Whereas people are understandably mainly worried about the cutbacks to BSF because of the effect on childrens' education, it also has an important environmental implication. New school buildings would be an important part of preventing carbon emissions. Schools are one of the fastest growing sectors for growing carbon emissions in Brent thanks to our rising pupil numbers and the far greater use of IT in recent years.

Sunday, 4 July 2010

Liberal Democrats Breaking Their Promises

Some time ago I did a series of posts on Brent Liberal Democrats breaking their promises (summarised here). Now that Sarah Teather and co are doing on a national level what they previously did in Brent Council, I thought I would start a series on how the national Liberal Democrats are breaking their promises, in conjunction with their Tory coalition allies. It should certainly provide plenty of materials for posting.

Brent Respect Festival

A reminder about the Brent Respect Festival in the beautiful Roundwood Park later on today.

Saturday, 3 July 2010

Housing Benefit in Brent

Dave Hill reports on the fallout from George Osborne's cap on housing benefit in various London Boroughs. Here in Brent, it will be a north/south issue.

The north is cheaper than the south so people living there will not see their benefit affected directly. However people forced out of central London boroughs like Westminster or Camden may well want to move the relatively short distance up the Jubilee Line to northern Brent. If that happens we can expect increasing pressure on the housing stock, more overcrowding, a demographic change in the composition of northern parts, and (I would think) upward pressure on rents as the increased demand feeds through.

In the south, the benefits cap would affect many people, probably forcing some of them to move. This might accelerate the trend towards gentrification that you already see in Brondesbury, Mapesbury, Queens Park, Kilburn and the western part of Kensal Green.

By making people homeless, the policy is also likely to put extra pressure on Council services at the same time that Brent Council is seeing its central government funding cut.

However, I have not been able to find any figures as to the number of people affected yet.

Anniversey Blog

Today is the first anniversey of this blog, which has now had more than 550 posts since 3 July last year.

Friday, 2 July 2010

FoE Newsletter

I have been sent a Brent Friends of the Earth Newsletter which feature defeated Green Party candidate Lia Colacicco prominently. She is quoted praising our policy of abolishing the 25 pound charge for collecting bulky items. Strange that she didn't mention it when she was campaigning to defeat us.

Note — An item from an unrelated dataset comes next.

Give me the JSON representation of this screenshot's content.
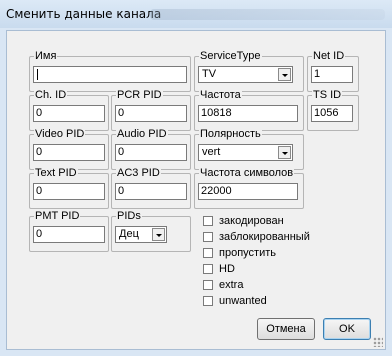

Buchanan Gardens, NW10

During the election, I was asked whether anything could be done about the state of things on that stretch of pavement bordering Elmwood Tennis Club. The problem is that the big plane trees and the thick hedge give cover for flytipping and the use of the area as a public toilet. My interlocuter wanted to cut the trees down, as has happened down most of Buchanan Gardens and a stretch of Holland Road. Before trying something that drastic, I am trying to get the Tennis Club to cut back and thin the hedge which currently overhangs the pavement.

Thursday, 1 July 2010

Hazel Road Progress

I went to Willesden Police Station on Monday for a meeting on anti-social behaviour problems around Hazel Road. The problems here have a long history going back well before I started this blog, although I have reported on them from time to time. Money is available for further work following on from the Neighbourhood Working money we put in last year. I thnk 6the key thing here is to get the local residents and the teenagers who use the centre to interact more as they are currently quite alientated from each other.

Boris On the Buses

Boriswatch has a far more detailed appraisal of Boris Johnson's bus policies than I have the skill or patience to write. I think we can expect the replacement of bendies on the Route 18 to be a disaster.